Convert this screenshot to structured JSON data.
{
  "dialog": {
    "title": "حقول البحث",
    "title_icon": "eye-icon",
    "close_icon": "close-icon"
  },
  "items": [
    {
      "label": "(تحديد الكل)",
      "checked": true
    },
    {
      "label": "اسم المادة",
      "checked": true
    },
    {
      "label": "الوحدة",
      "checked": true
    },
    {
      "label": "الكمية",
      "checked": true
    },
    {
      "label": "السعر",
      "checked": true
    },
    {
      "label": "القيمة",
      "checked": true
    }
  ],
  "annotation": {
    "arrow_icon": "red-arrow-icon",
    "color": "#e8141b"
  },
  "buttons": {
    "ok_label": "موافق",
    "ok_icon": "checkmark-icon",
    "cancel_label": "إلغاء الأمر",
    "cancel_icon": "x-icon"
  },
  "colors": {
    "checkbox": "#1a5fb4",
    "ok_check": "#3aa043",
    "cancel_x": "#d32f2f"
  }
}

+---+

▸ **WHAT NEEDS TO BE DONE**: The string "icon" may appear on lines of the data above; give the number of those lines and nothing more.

▸ **PROBLEM SOLUTION**: 5